Tonalism refers to an American artistic movement that originally lasted from about 1880 to 1920.

In a more general sense, the term (tonalism, tonalist, or tonalistic, with a lower case “t”) describes a style of painting (which is currently experiencing a revival today) in which color range is limited and in which subtle gradations of values (aka “tones”) do most of the work of expression.

Dennis Sheehan

The Tonalism of the 1880s grew out of American painters’ appreciation for the earlier (1840s) French Barbizon style. Often called “poetic,” American Tonalism tended to emphasize mood and feeling through “color harmonies,” mystery, and suggestion. The original trend (it was only later that it acquired its name) seemed related to musical composition (c.f. George MacNeil Whistler’s “Nocturnes”) and poetry (George Inness, arguably the originator of Tonalism, included poems with his paintings, or at least he did until a befuddled critic complained).

Tonalism’s twilight mood matched that of a country disillusioned by the death toll of the Civil War and less interested in the Hudson River School’s typically blockbuster celebrations of American promise.

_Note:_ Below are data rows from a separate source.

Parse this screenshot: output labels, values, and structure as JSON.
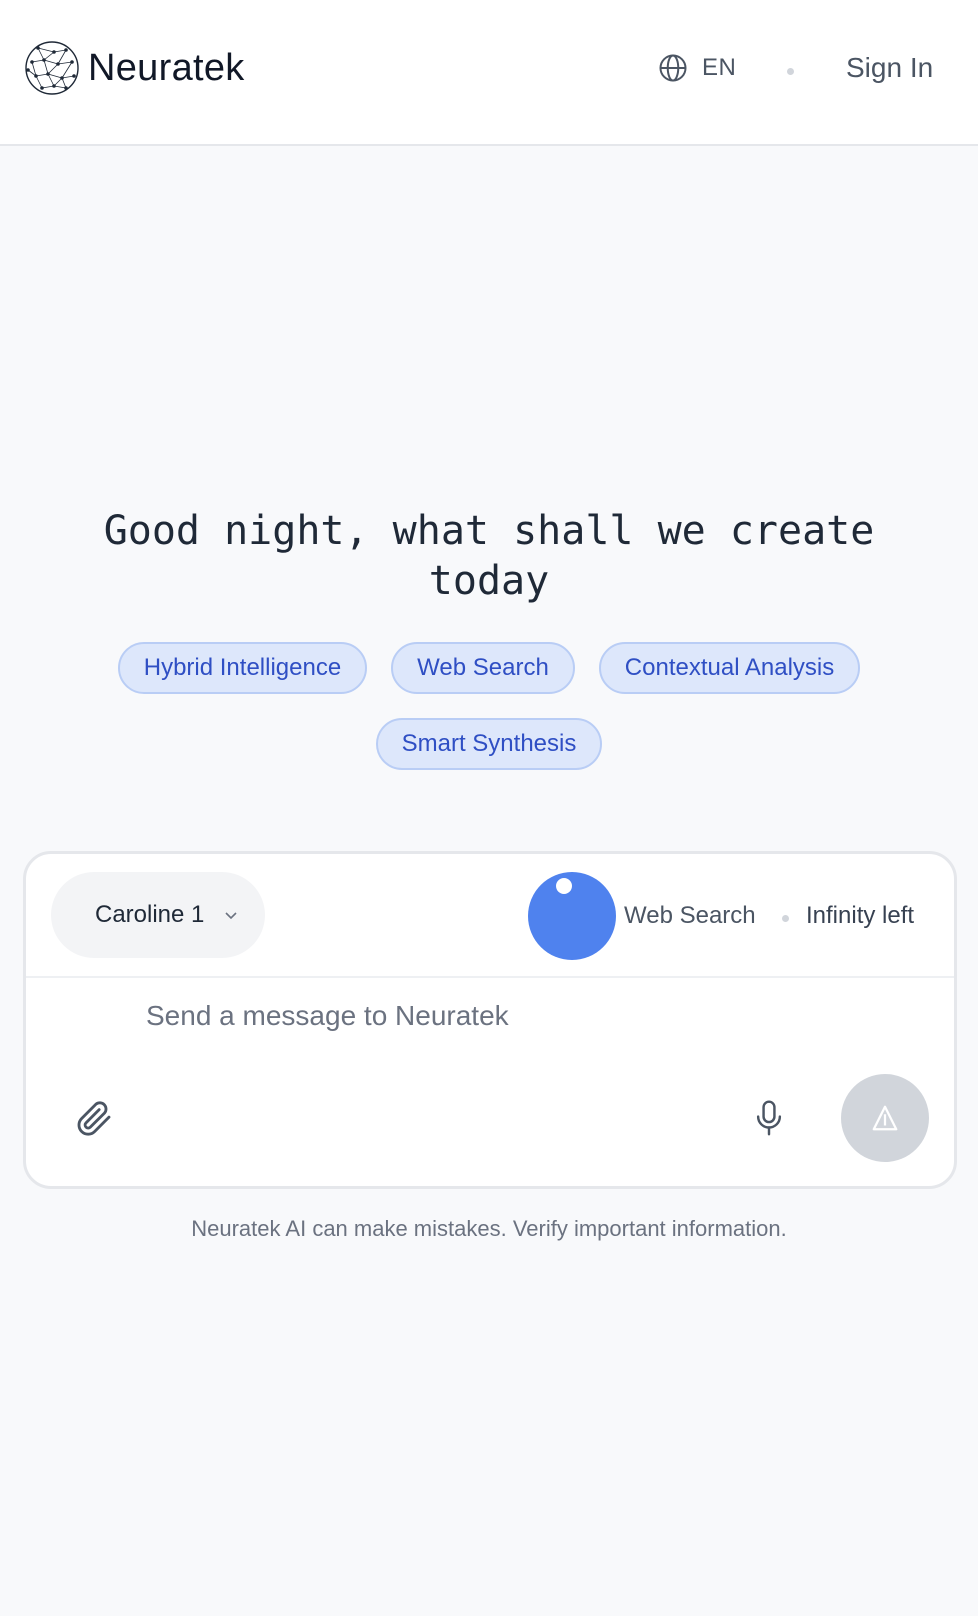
{
  "header": {
    "brand": "Neuratek",
    "language": "EN",
    "sign_in": "Sign In"
  },
  "hero": {
    "greeting": "Good night, what shall we create today"
  },
  "chips": [
    "Hybrid Intelligence",
    "Web Search",
    "Contextual Analysis",
    "Smart Synthesis"
  ],
  "composer": {
    "model": "Caroline 1",
    "web_search_label": "Web Search",
    "web_search_enabled": true,
    "credits": "Infinity left",
    "placeholder": "Send a message to Neuratek"
  },
  "icons": {
    "logo": "network-sphere-icon",
    "language": "globe-icon",
    "model_dropdown": "chevron-down-icon",
    "attach": "paperclip-icon",
    "voice": "microphone-icon",
    "send": "send-icon"
  },
  "colors": {
    "accent": "#4f82ee",
    "chip_background": "#dde7fb",
    "chip_text": "#2f4fc4",
    "send_disabled": "#d1d5db"
  },
  "footer": {
    "disclaimer": "Neuratek AI can make mistakes. Verify important information."
  }
}
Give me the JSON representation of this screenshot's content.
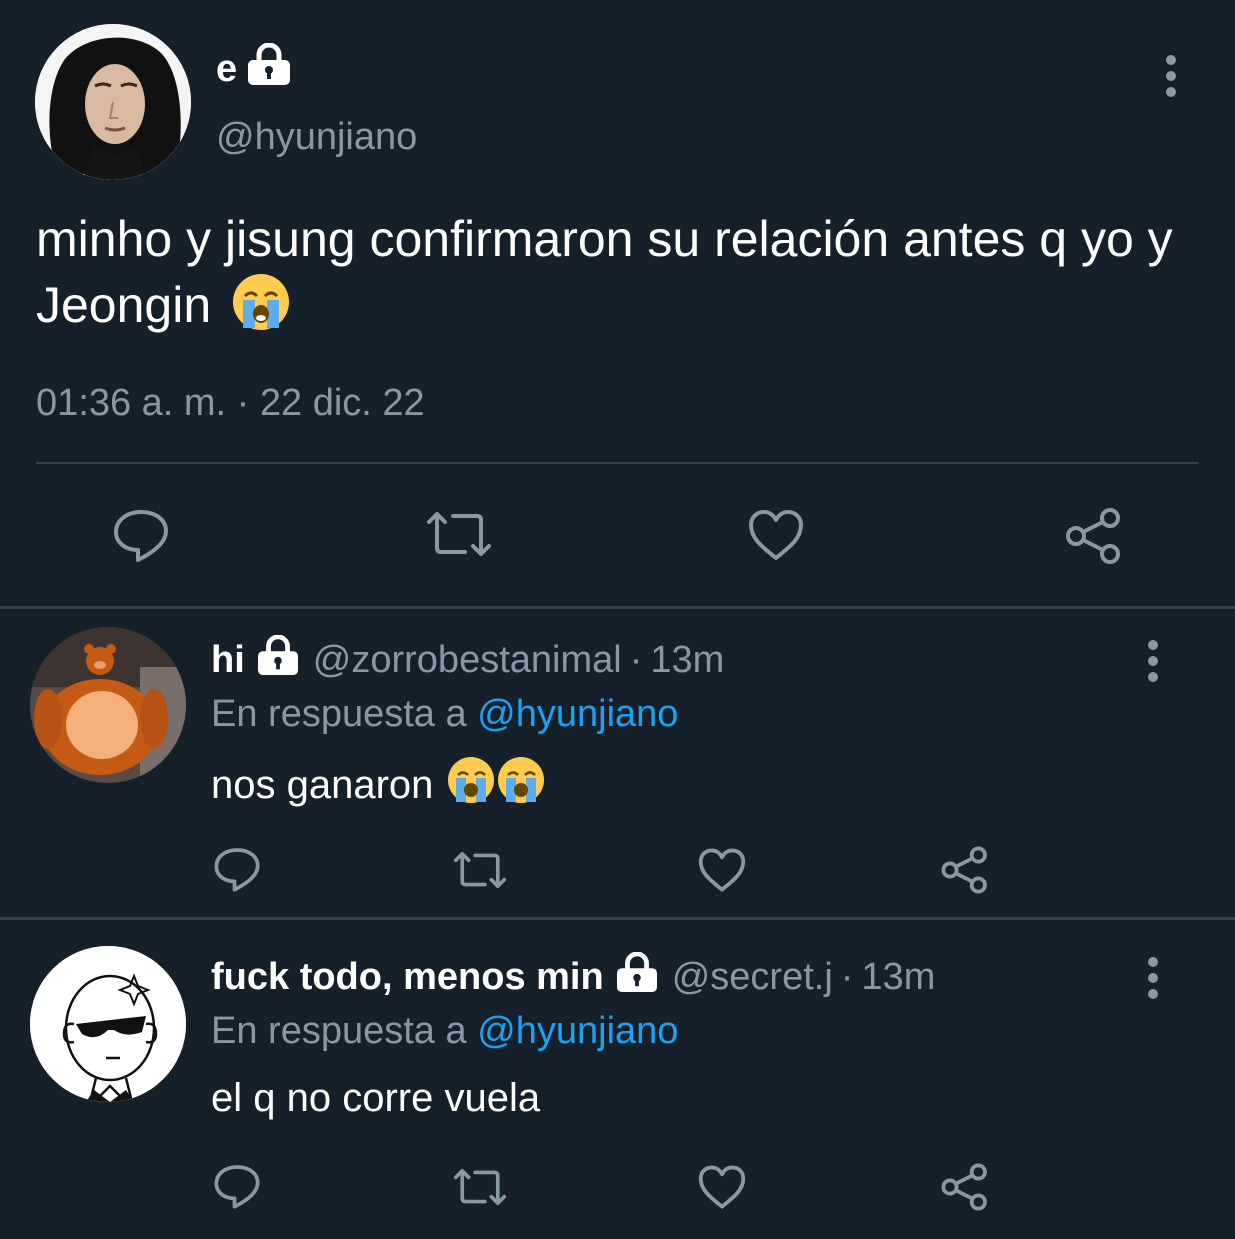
{
  "main_tweet": {
    "display_name": "e",
    "handle": "@hyunjiano",
    "text": "minho y jisung confirmaron su relación antes q yo y Jeongin",
    "emoji": "😭",
    "timestamp": "01:36 a. m. · 22 dic. 22",
    "actions": [
      "reply-icon",
      "retweet-icon",
      "like-icon",
      "share-icon"
    ]
  },
  "replies": [
    {
      "display_name": "hi",
      "handle": "@zorrobestanimal",
      "separator": "·",
      "time": "13m",
      "reply_prefix": "En respuesta a",
      "reply_mention": "@hyunjiano",
      "text": "nos ganaron",
      "emoji": "😭😭"
    },
    {
      "display_name": "fuck todo, menos min",
      "handle": "@secret.j",
      "separator": "·",
      "time": "13m",
      "reply_prefix": "En respuesta a",
      "reply_mention": "@hyunjiano",
      "text": "el q no corre vuela",
      "emoji": ""
    }
  ],
  "colors": {
    "background": "#15202b",
    "text_primary": "#ffffff",
    "text_secondary": "#8899a6",
    "mention": "#1da1f2",
    "divider": "#38444d"
  }
}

Contemporary tonalists, artists such as New Hampshire painter Dennis Sheehan, for example (whose paintings except for the Inness at the bottom illustrate this article), often place the importance of mood above all else, as did the historical practitioners.

Dennis Sheehan

Tonalists tend to find that elusive quality of mood in simple scenery made not so simple by treatment that can seem at times to verge on the mystical: backlit trees, glinting pools, smoldering dawns, dusks, and evenings full of atmosphere, shadow, close color relationships and indefinite forms inspire in the viewer not just longer looking and deeper interest but genuinely heightened emotion. 

Dennis Sheehan

Such paintings remind us, perhaps, of moments of personal solitude of our own, our walking, it may be, among quiet fields and groves of trees with evening coming on. They also, it seems to me, have an effect of “dematerializing” the landscape.

Inness’ late landscapes certainly do this. Reflecting his devotion to spiritual literature, Inness’ late work can suggest the presence of a mysterious, immaterial realm into which the more concrete facts of daily life threaten, from within the flow of heightened emotional perception, to dissolve.

George Inness, The Home of the Heron, 1895

The website offers a wealth of information about tonalism, historical and contemporary alike.


Screenshot of an introductory video on the Frieze website

Frieze New York is a leading international art fair that launched in 2012. It aims to bring together the world’s leading galleries to showcase ambitious solo, group and themed presentations by pioneering artists. It’s less celebrity-studded and less hyped than Miami’s Art Basel, but it’s one of the premier art events for taking the pulse of the current and up-and-coming art-world take on “what’s hot, what’s not.”

The fair will be held next week in Manhattan (May 18 – 22, 2022). In addition to the more than 65 major galleries with a strong representation from New York, a section called Frame will also return, supporting galleries operating ten years and under to present solo presentations by “significant artists.”

As an introductory video on the site suggests, a good deal of the work looks to be wonderfully thought-provoking and even quite beautiful.

There’s an online showcase called Frieze Viewing Room that runs concurrently with the fair. It’s free but requires you to sign up with an email to use it.

In the paint,